Digital technology and COVID-19 have transformed the ways universities are delivering courses. But some are taking a minimalist low-cost approach, while others are aiming higher.
Universities can best prepare students by teaching them in ways that reflect the realities of how professionals and the wider community now operate.
Ghanaian students are losing patience with the lack of opportunities after graduation.
Queer people have learned to build and rely on "chosen families." Finding ways to creatively bolster and expand our networks of care takes on renewed importance in the pandemic.
Increasingly strained relations between the two countries are adding to the challenges of teaching students enrolled in Chinese studies at Australian universities.
Ultimately, these studies will help us to make sense of how the pandemic is reshaping higher education.
Nursing students are 90% female, often mature-age students who are still expected to carry most of the housework and childcare load while they study. Something has to give.
Treating online education as a cheap alternative to lectures will be a mistake. At first universities will probably have to allow more preparation time and invest more in training and technology.
Even before the pandemic added to their financial stresses, a survey of international students suggests more than 20,000 were renting beds that are available to them for only certain hours.
Food insecurity affected many students even before the pandemic hit, with international students the worst hit. But students and universities have shown a lot can be done to end the problem.
Women enrolled in STEM courses are often more confident than men, but it hasn't translated into career success and they are still very much a minority. More needs to be done in workplaces and schools.
Australia's mature-age students often must juggle work, children and study, are studying off campus and have a higher risk of dropping out. Higher education can do better for these 430,000 students.

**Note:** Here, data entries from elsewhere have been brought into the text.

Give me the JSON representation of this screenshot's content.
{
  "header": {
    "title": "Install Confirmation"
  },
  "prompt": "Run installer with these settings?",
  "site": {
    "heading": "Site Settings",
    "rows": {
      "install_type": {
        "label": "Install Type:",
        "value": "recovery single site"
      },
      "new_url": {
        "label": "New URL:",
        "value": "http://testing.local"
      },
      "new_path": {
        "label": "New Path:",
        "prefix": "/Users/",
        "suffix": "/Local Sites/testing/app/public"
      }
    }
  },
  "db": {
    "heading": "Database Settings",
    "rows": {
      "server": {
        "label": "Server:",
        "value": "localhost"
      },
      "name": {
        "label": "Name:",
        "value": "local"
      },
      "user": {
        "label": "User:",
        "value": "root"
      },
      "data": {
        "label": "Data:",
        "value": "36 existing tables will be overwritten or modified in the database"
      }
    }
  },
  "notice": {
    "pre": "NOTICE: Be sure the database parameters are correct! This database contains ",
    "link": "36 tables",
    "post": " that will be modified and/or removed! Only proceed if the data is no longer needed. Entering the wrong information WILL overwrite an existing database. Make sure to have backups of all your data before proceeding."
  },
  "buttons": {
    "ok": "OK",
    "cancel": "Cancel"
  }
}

Starting out at university can be daunting, even more so amid the uncertainties of a pandemic. But students can maximise their chances of thriving by taking a few simple steps.
Children of parents with degrees are 60% more likely than 'first in family' students to want to go to university. The aspiration gap exists throughout school, but equity policies neglect its impacts.
Chinese international students stuck offshore due to border closures face shame, family tension and pressure to give up their dreams of studying in Australia. Some are even being urged to get married.
The residential hall for international and local university students equipped them for a globalised world, more than anything they could learn in a class.
Student mental health was already an issue before the pandemic. And then students felt the strain on all fronts as studies went online and they lost jobs and social contacts.
If nothing is done to reduce university-based Covid-19 infections, each infected student is likely to infect one other person in their household during the winter holidays.
Australia lacks standalone hazing legislation that clearly makes it the responsibility of universities, but courts here and overseas are increasingly likely to find them liable for the harm done.
Rates of suicidal behaviour are higher among South African students than among the general population or students in other countries. Understanding why will help shape prevention efforts.